__DIRECTIONS FOR THIS TASK__
Print the entries once more, unchanged.

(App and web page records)
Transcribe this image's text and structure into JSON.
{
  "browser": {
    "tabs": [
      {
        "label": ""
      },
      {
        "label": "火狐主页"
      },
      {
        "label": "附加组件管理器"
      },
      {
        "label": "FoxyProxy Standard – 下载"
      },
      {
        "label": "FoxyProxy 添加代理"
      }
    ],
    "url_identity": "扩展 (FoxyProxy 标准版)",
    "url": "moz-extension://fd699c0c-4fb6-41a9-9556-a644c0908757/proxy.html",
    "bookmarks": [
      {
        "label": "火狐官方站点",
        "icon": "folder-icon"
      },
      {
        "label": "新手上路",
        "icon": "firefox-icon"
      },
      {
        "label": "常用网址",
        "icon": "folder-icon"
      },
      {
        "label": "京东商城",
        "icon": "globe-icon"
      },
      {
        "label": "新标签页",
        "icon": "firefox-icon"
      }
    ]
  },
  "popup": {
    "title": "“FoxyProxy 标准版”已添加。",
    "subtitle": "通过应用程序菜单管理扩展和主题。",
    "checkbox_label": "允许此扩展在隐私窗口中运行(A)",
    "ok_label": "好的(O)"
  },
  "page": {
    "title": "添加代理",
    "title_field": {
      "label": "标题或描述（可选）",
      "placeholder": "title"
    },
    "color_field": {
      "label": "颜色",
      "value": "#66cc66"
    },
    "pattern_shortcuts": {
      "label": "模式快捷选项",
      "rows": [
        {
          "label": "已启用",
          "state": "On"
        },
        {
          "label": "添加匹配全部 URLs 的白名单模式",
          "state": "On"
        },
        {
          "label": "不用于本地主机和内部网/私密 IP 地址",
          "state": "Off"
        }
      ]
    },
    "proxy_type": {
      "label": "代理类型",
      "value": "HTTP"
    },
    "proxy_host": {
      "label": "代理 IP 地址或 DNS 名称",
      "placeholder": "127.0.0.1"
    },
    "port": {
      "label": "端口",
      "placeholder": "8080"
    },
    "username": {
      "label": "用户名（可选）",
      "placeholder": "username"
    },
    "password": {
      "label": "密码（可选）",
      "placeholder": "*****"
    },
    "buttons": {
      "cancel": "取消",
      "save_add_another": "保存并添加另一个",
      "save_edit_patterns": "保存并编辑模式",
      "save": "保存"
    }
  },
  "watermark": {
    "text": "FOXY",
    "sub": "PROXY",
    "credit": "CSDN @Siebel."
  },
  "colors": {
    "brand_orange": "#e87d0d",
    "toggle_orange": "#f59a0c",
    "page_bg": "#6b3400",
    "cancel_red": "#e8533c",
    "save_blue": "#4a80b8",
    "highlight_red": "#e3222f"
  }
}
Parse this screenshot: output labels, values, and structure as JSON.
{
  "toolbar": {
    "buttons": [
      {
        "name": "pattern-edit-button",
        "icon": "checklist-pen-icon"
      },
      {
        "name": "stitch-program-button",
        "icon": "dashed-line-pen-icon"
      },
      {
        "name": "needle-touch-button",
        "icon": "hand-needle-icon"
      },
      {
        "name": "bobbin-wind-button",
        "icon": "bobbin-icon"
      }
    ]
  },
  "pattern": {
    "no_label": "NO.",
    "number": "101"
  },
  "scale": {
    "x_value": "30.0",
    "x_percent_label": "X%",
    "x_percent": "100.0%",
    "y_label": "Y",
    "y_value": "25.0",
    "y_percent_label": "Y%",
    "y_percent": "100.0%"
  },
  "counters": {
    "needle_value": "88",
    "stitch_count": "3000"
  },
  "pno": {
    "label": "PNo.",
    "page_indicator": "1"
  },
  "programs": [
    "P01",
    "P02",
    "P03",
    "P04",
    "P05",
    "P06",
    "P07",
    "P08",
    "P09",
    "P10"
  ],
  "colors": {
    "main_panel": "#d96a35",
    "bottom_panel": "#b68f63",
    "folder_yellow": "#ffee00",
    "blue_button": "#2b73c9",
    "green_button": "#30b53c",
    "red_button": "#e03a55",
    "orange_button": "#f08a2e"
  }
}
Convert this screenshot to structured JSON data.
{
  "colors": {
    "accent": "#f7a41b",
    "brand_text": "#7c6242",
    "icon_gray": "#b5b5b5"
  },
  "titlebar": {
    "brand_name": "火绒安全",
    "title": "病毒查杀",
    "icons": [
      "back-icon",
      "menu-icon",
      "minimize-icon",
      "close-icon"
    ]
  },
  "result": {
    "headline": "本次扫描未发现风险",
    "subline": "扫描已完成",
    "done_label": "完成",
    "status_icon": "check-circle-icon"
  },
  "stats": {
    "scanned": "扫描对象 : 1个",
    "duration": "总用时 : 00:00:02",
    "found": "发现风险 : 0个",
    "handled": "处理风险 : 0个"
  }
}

__RESPONSE__
Transcribe this image's text and structure into JSON.
{
  "browser": {
    "tabs": [
      {
        "label": ""
      },
      {
        "label": "火狐主页"
      },
      {
        "label": "附加组件管理器"
      },
      {
        "label": "FoxyProxy Standard – 下载"
      },
      {
        "label": "FoxyProxy 添加代理"
      }
    ],
    "url_identity": "扩展 (FoxyProxy 标准版)",
    "url": "moz-extension://fd699c0c-4fb6-41a9-9556-a644c0908757/proxy.html",
    "bookmarks": [
      {
        "label": "火狐官方站点",
        "icon": "folder-icon"
      },
      {
        "label": "新手上路",
        "icon": "firefox-icon"
      },
      {
        "label": "常用网址",
        "icon": "folder-icon"
      },
      {
        "label": "京东商城",
        "icon": "globe-icon"
      },
      {
        "label": "新标签页",
        "icon": "firefox-icon"
      }
    ]
  },
  "popup": {
    "title": "“FoxyProxy 标准版”已添加。",
    "subtitle": "通过应用程序菜单管理扩展和主题。",
    "checkbox_label": "允许此扩展在隐私窗口中运行(A)",
    "ok_label": "好的(O)"
  },
  "page": {
    "title": "添加代理",
    "title_field": {
      "label": "标题或描述（可选）",
      "placeholder": "title"
    },
    "color_field": {
      "label": "颜色",
      "value": "#66cc66"
    },
    "pattern_shortcuts": {
      "label": "模式快捷选项",
      "rows": [
        {
          "label": "已启用",
          "state": "On"
        },
        {
          "label": "添加匹配全部 URLs 的白名单模式",
          "state": "On"
        },
        {
          "label": "不用于本地主机和内部网/私密 IP 地址",
          "state": "Off"
        }
      ]
    },
    "proxy_type": {
      "label": "代理类型",
      "value": "HTTP"
    },
    "proxy_host": {
      "label": "代理 IP 地址或 DNS 名称",
      "placeholder": "127.0.0.1"
    },
    "port": {
      "label": "端口",
      "placeholder": "8080"
    },
    "username": {
      "label": "用户名（可选）",
      "placeholder": "username"
    },
    "password": {
      "label": "密码（可选）",
      "placeholder": "*****"
    },
    "buttons": {
      "cancel": "取消",
      "save_add_another": "保存并添加另一个",
      "save_edit_patterns": "保存并编辑模式",
      "save": "保存"
    }
  },
  "watermark": {
    "text": "FOXY",
    "sub": "PROXY",
    "credit": "CSDN @Siebel."
  },
  "colors": {
    "brand_orange": "#e87d0d",
    "toggle_orange": "#f59a0c",
    "page_bg": "#6b3400",
    "cancel_red": "#e8533c",
    "save_blue": "#4a80b8",
    "highlight_red": "#e3222f"
  }
}
Parse this screenshot: output labels, values, and structure as JSON.
{
  "toolbar": {
    "buttons": [
      {
        "name": "pattern-edit-button",
        "icon": "checklist-pen-icon"
      },
      {
        "name": "stitch-program-button",
        "icon": "dashed-line-pen-icon"
      },
      {
        "name": "needle-touch-button",
        "icon": "hand-needle-icon"
      },
      {
        "name": "bobbin-wind-button",
        "icon": "bobbin-icon"
      }
    ]
  },
  "pattern": {
    "no_label": "NO.",
    "number": "101"
  },
  "scale": {
    "x_value": "30.0",
    "x_percent_label": "X%",
    "x_percent": "100.0%",
    "y_label": "Y",
    "y_value": "25.0",
    "y_percent_label": "Y%",
    "y_percent": "100.0%"
  },
  "counters": {
    "needle_value": "88",
    "stitch_count": "3000"
  },
  "pno": {
    "label": "PNo.",
    "page_indicator": "1"
  },
  "programs": [
    "P01",
    "P02",
    "P03",
    "P04",
    "P05",
    "P06",
    "P07",
    "P08",
    "P09",
    "P10"
  ],
  "colors": {
    "main_panel": "#d96a35",
    "bottom_panel": "#b68f63",
    "folder_yellow": "#ffee00",
    "blue_button": "#2b73c9",
    "green_button": "#30b53c",
    "red_button": "#e03a55",
    "orange_button": "#f08a2e"
  }
}
Convert this screenshot to structured JSON data.
{
  "colors": {
    "accent": "#f7a41b",
    "brand_text": "#7c6242",
    "icon_gray": "#b5b5b5"
  },
  "titlebar": {
    "brand_name": "火绒安全",
    "title": "病毒查杀",
    "icons": [
      "back-icon",
      "menu-icon",
      "minimize-icon",
      "close-icon"
    ]
  },
  "result": {
    "headline": "本次扫描未发现风险",
    "subline": "扫描已完成",
    "done_label": "完成",
    "status_icon": "check-circle-icon"
  },
  "stats": {
    "scanned": "扫描对象 : 1个",
    "duration": "总用时 : 00:00:02",
    "found": "发现风险 : 0个",
    "handled": "处理风险 : 0个"
  }
}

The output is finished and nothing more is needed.